Use a simple experiment to get to know students, demonstrate experimental design and discuss classroom policies about cell phones.
A variety of resources are available for chemistry faculty interested in incorporating lessons and activities around art and archeology. Find out what they are in this follow up post from the inaugural ChemEd X virtual Journal Club held April 2022.
Flash rocks were discussed in a previous post as stones made of quartz that produce light by triboluminescence when struck together. This post provides some description of their origins and tips on how to find them, making connections to some of their properties.
The 2023 cycle for the Presidential Award for Excellence in Mathematics and Science Teaching has opened. Read through to learn more about the application, the process, some helpful tips, and reasons why you should apply.

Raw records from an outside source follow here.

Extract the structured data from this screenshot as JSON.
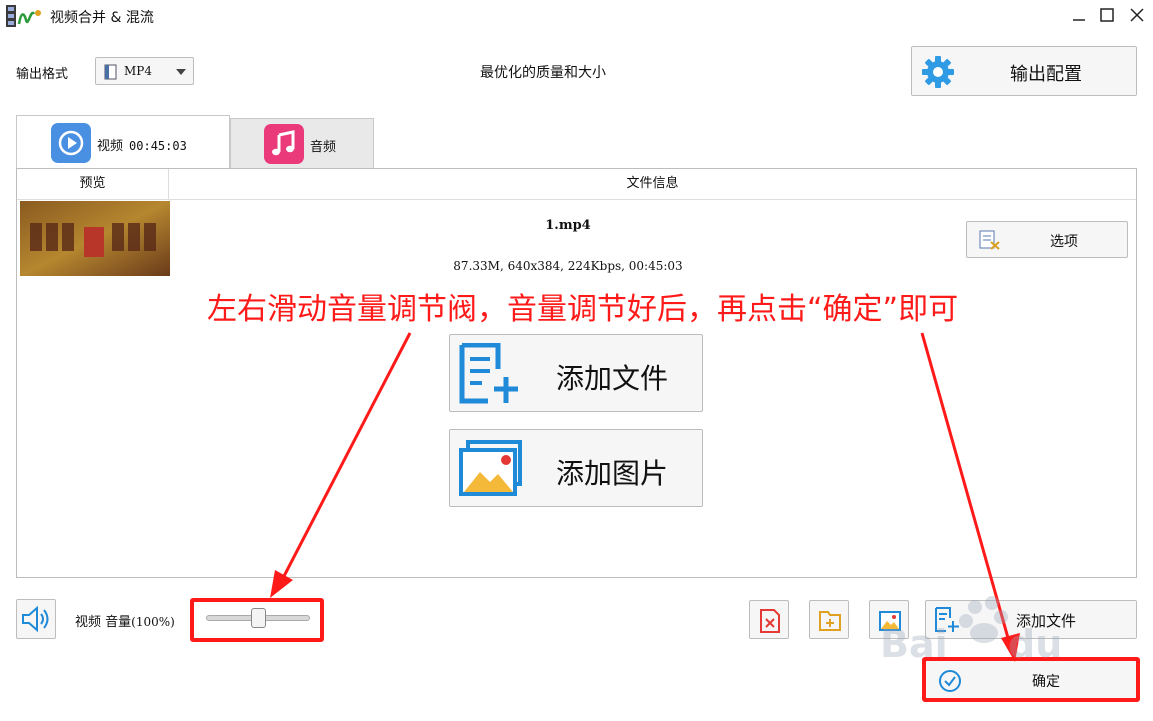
{
  "window": {
    "title": "视频合并 & 混流"
  },
  "format": {
    "label": "输出格式",
    "value": "MP4"
  },
  "quality_text": "最优化的质量和大小",
  "output_config": {
    "label": "输出配置"
  },
  "tabs": [
    {
      "label": "视频",
      "duration": "00:45:03"
    },
    {
      "label": "音频"
    }
  ],
  "table": {
    "headers": [
      "预览",
      "文件信息"
    ],
    "rows": [
      {
        "name": "1.mp4",
        "meta": "87.33M, 640x384, 224Kbps, 00:45:03"
      }
    ]
  },
  "options_button": {
    "label": "选项"
  },
  "annotation": "左右滑动音量调节阀，音量调节好后，再点击“确定”即可",
  "add_file_big": {
    "label": "添加文件"
  },
  "add_image_big": {
    "label": "添加图片"
  },
  "volume": {
    "label": "视频 音量",
    "percent_text": "(100%)",
    "value_fraction": 0.5
  },
  "bottom_toolbar": {
    "add_file_label": "添加文件"
  },
  "confirm": {
    "label": "确定"
  },
  "colors": {
    "annotation_red": "#ff1a1a",
    "accent_blue": "#1f8ad8",
    "audio_pink": "#ea3a7a",
    "gear_blue": "#2f9be4"
  },
  "icons": [
    "app-icon",
    "minimize-icon",
    "maximize-icon",
    "close-icon",
    "file-icon",
    "chevron-down-icon",
    "gear-icon",
    "play-icon",
    "music-note-icon",
    "options-icon",
    "add-file-icon",
    "add-image-icon",
    "speaker-icon",
    "remove-file-icon",
    "add-folder-icon",
    "image-icon",
    "clock-check-icon"
  ]
}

Embarking on a new learning journey is always better with the help of others.
The importance of surface area can be illustrated by adding spherical solids at known sizes and temperature to other substances at different temperatures and then monitoring the rates of temperature changes of the system over time. Larger spheres (with less surface area per sample) exchanged heat with water more slowly than smaller spheres, and less thermally conductive glass spheres exchanged heat with water more slowly than iron spheres. Additional, more colorful demonstrations are described in which small glass spheres cool thermochromic plastic cups more quickly than larger glass spheres.
A continuation of Counting Orbitals I: The 'Ah-ha! Moment' and Quantum Numbers. Sit back and adjust your eyeballs for some colorful graphics.
Nora Walsh shares an overview of how she delivers content for her interactive notebooks during class. She includes a few video clips from her classroom showing a variety of ways to have students fill in their INB pages.
Flash rocks, typically pieces of quartz that produce light when struck together, are an example of the complex phenomenon of triboluminescence. The green chemistry aspects for the flash rock demonstration are considered, and LEGO models illustrating quartz crystals, piezoelectric materials, and nonpiezoelectric materials are presented.